Well, don’t we feel just a little bit ashamed today. While we’ve been whining about trivia like the frightening scope of the NSA’s domestic spying programs – scooping up all our cell phone records, wiretapping American tech companies – the criminally poor oversight provided by rubber stamp lawmakers, and the flagrant lies of top level spooks like DNI James Clapper, the poor misunderstood folks at Ft. Meade have been quietly saving each and one of us from a Chinese plot to destroy all of our computers. Every last one of them.
If you haven't been following the story of Dragos Ruiu's BadBIOS tale the last two weeks, you've missed a compelling saga and an opportunity to find out how much you really know about malware.

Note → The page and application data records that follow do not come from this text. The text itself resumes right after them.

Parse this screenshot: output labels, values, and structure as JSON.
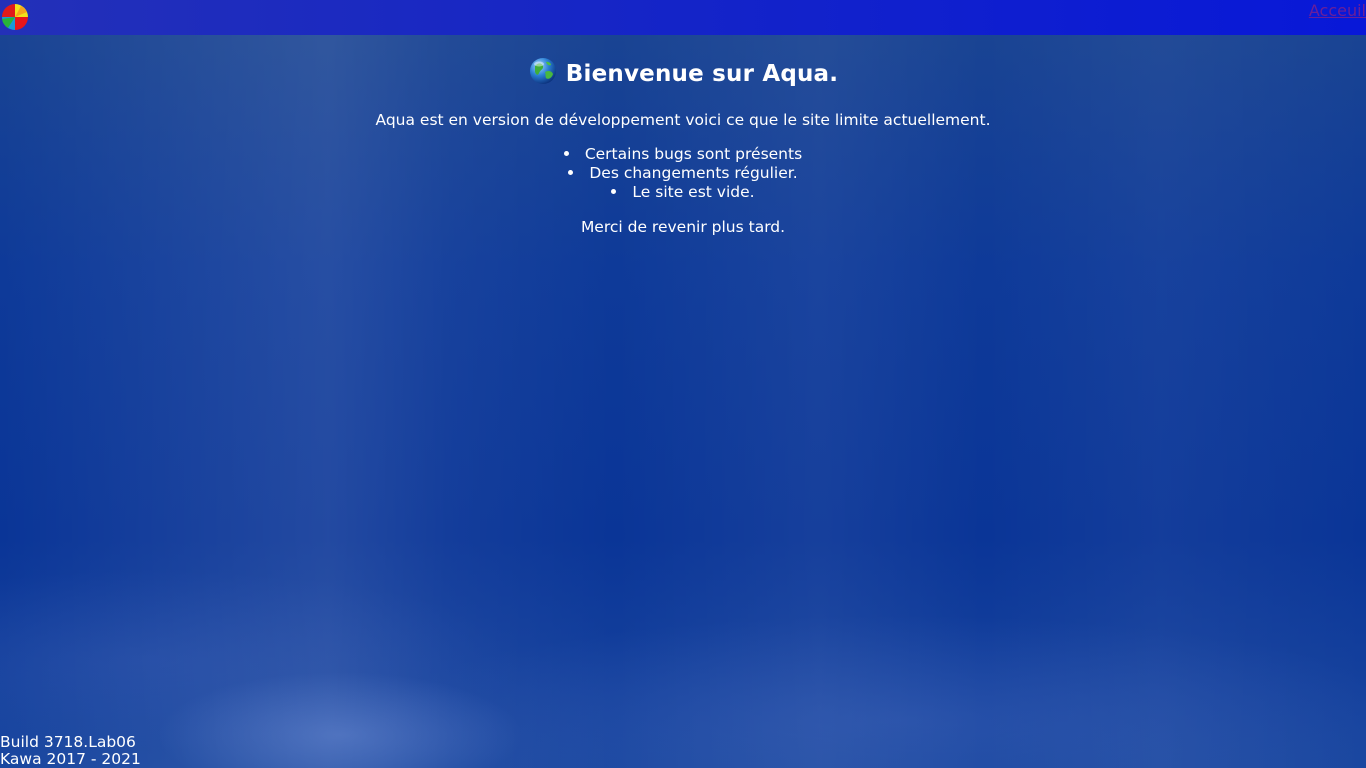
{
  "header": {
    "logo_icon": "color-wheel-logo-icon",
    "home_link_label": "Acceuil",
    "home_link_color": "#6a1f9a"
  },
  "main": {
    "globe_icon": "globe-icon",
    "title": "Bienvenue sur Aqua.",
    "intro": "Aqua est en version de développement voici ce que le site limite actuellement.",
    "bullets": [
      "Certains bugs sont présents",
      "Des changements régulier.",
      "Le site est vide."
    ],
    "closing": "Merci de revenir plus tard."
  },
  "footer": {
    "build": "Build 3718.Lab06",
    "copyright": "Kawa 2017 - 2021"
  },
  "colors": {
    "background": "#0e3a99",
    "topbar": "#1424c8",
    "text": "#ffffff"
  }
}
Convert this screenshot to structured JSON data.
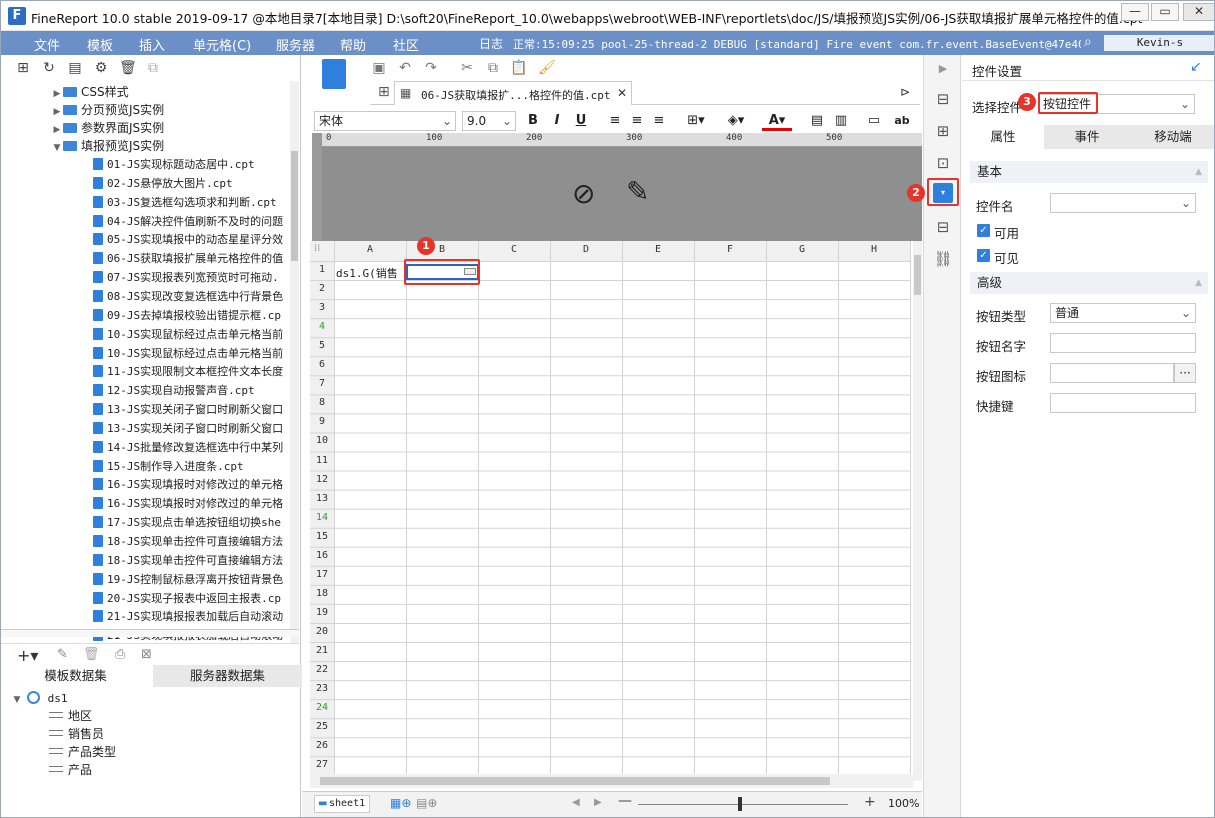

Five days after Ars chronicled a security researcher's three-year odyssey investigating a mysterious piece of malware he dubbed badBIOS, some of his peers say they are still unable to reproduce his findings.
"I am getting increasingly skeptical due to the lack of evidence," fellow researcher Arrigo Triulzi told Ars after examining forensic data that Ruiu has turned over. "So either I am not as good as people say or there is really nothing."
I’m not known for pulling punches and I’m not about to start now. The fact is that everything I have read about #badBIOS is completely and utterly wrong; from the supposed “escaping air gap” to well.. everything. And I should know. I’ve dealt with malicious BIOS and firmware loads in the past. I’ve also dealt with BIOS development and modification for two decades. It’s a very important skill to have when you regularly build systems that are well outside manufacturer ‘recommended’ areas.